Swap out white potatoes for sweet potatoes, which are rich in beta-carotene and fiber. Sweet potatoes not only add a pop of color to your plate, but they also provide a natural sweetness that can satisfy your cravings.

Replace white rice with cauliflower rice, a low-carb alternative that is high in fiber and rich in vitamins C and K. Cauliflower rice is easy to make and can be used in a variety of dishes, such as stir-fries and fried rice, for a healthier twist.

Instead of white bread, choose whole grain bread or wraps made with whole wheat or other whole grains. These options are higher in fiber and nutrients, and they can help to keep you feeling fuller for longer.
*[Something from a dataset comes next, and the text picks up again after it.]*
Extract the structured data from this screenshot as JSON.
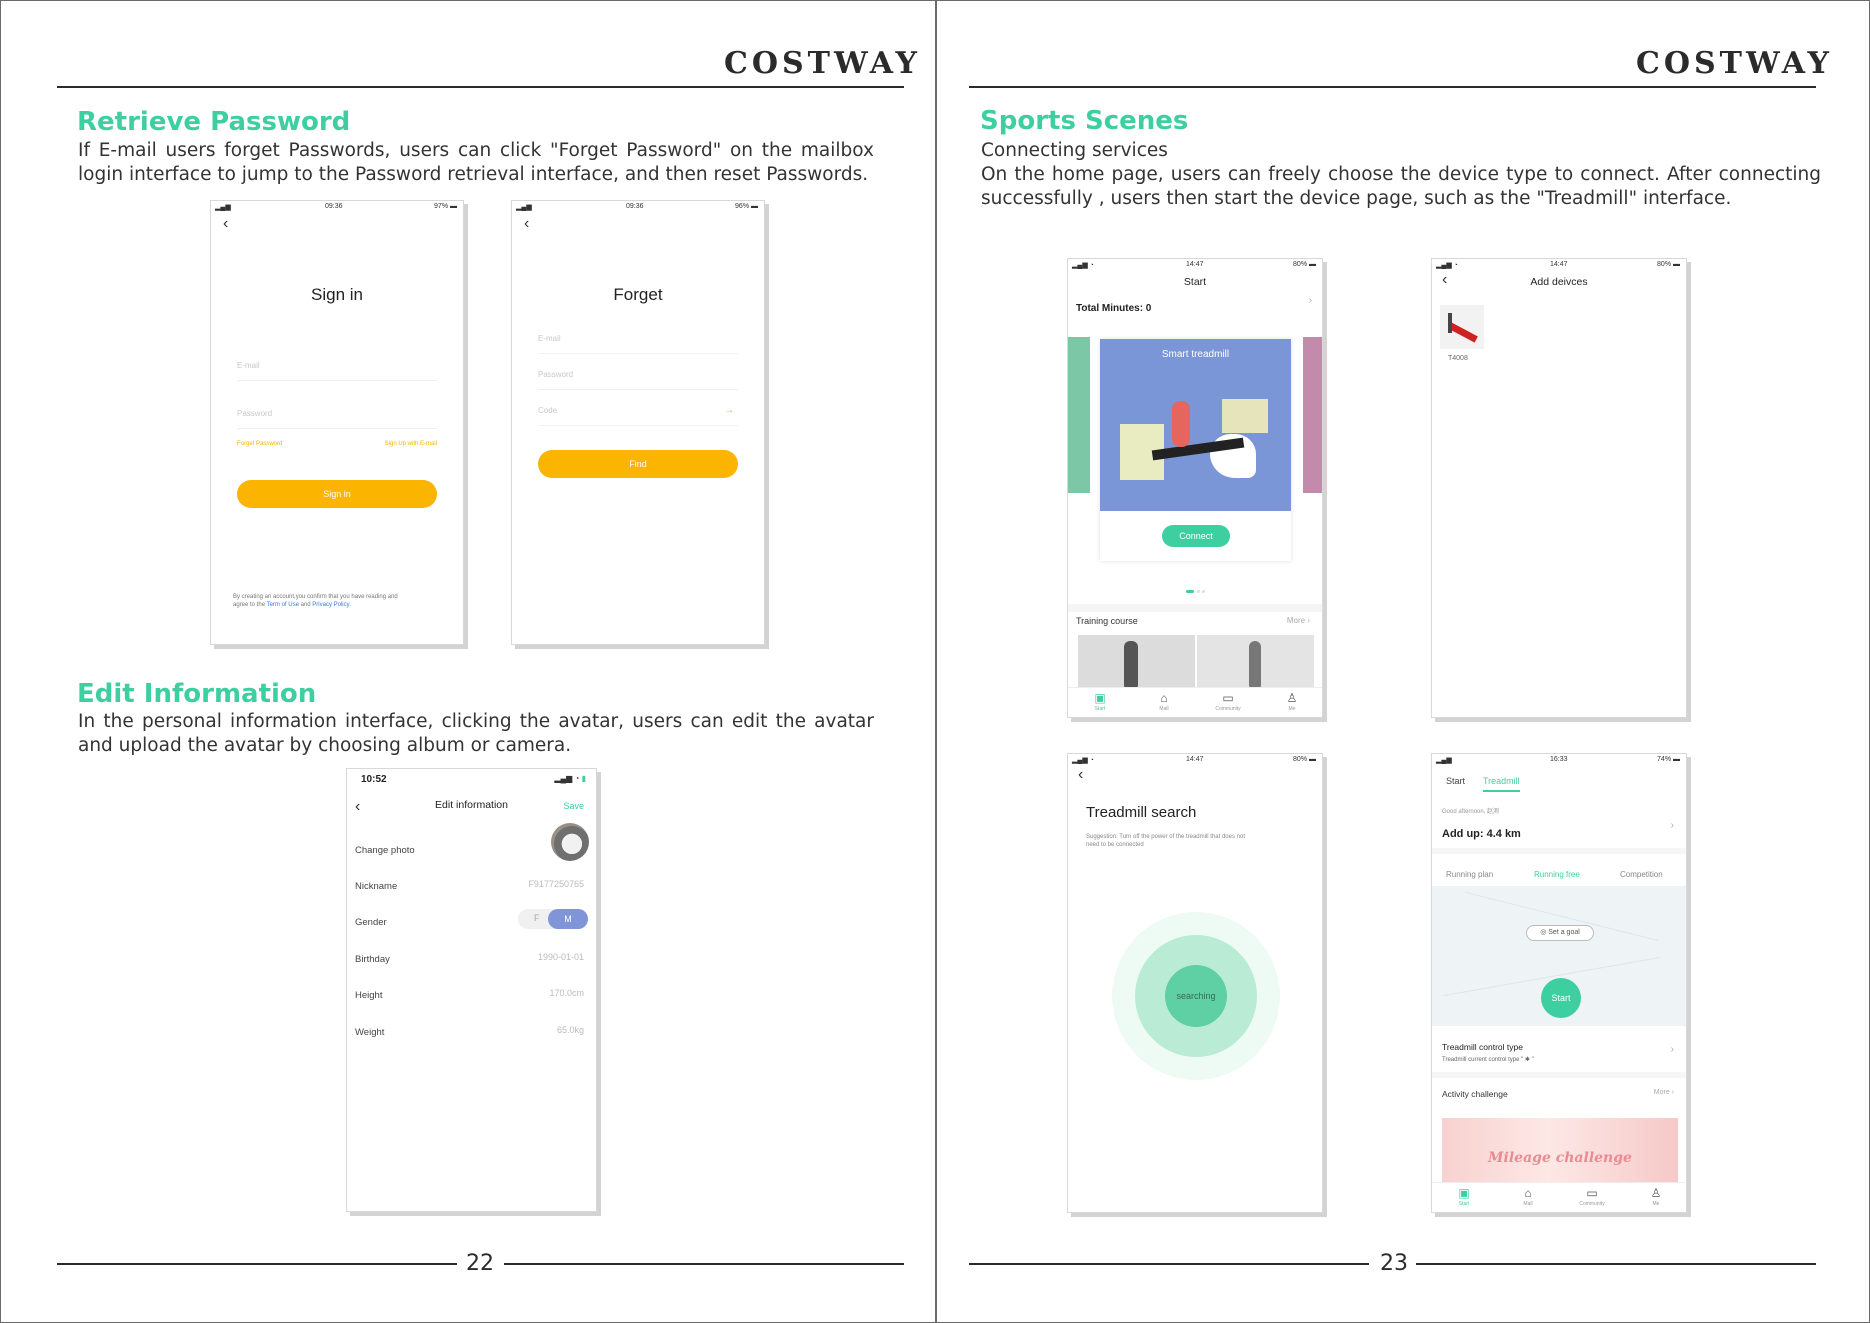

Add more color to your salads by adding a variety of colorful vegetables, such as bell peppers, cherry tomatoes, carrots, and cucumbers. These vegetables not only provide a burst of flavor and crunch, but they also contain a range of beneficial nutrients.

Include rainbow-colored vegetables like beets, purple cabbage, and butternut squash in your meals. These vegetables not only look beautiful on your plate, but they also offer a wide range of vitamins, minerals, and antioxidants that can support your overall health.

By incorporating a variety of colorful vegetables into your diet, you can enhance the nutritional value of your meals and improve your overall health. Challenge yourself to experiment with different vegetables and recipes to discover new and exciting ways to enjoy these nutritious foods.

Healthier swap: plant-based fats

Instead of consuming unhealthy saturated fats found in dairy products like butter and full-fat dairy, opt for healthier plant-based fats. These fats can be found in foods such as avocados, nuts, and seeds. Avocados are a great source of monounsaturated fats, which can help lower bad cholesterol levels and reduce the risk of heart disease.

Nuts, such as almonds, walnuts, and cashews, are packed with healthy fats and provide a good source of protein. They also contain fiber, which aids in digestion and helps you feel fuller for longer.

Seeds, such as chia seeds and flaxseeds, are loaded with omega-3 fatty acids, which have been linked to various health benefits, including improved heart health and reduced inflammation.

By incorporating these plant-based fats into your diet, you can enjoy the same creamy texture and taste as dairy products without the negative health consequences.

Essential Diet & Nutrition Insights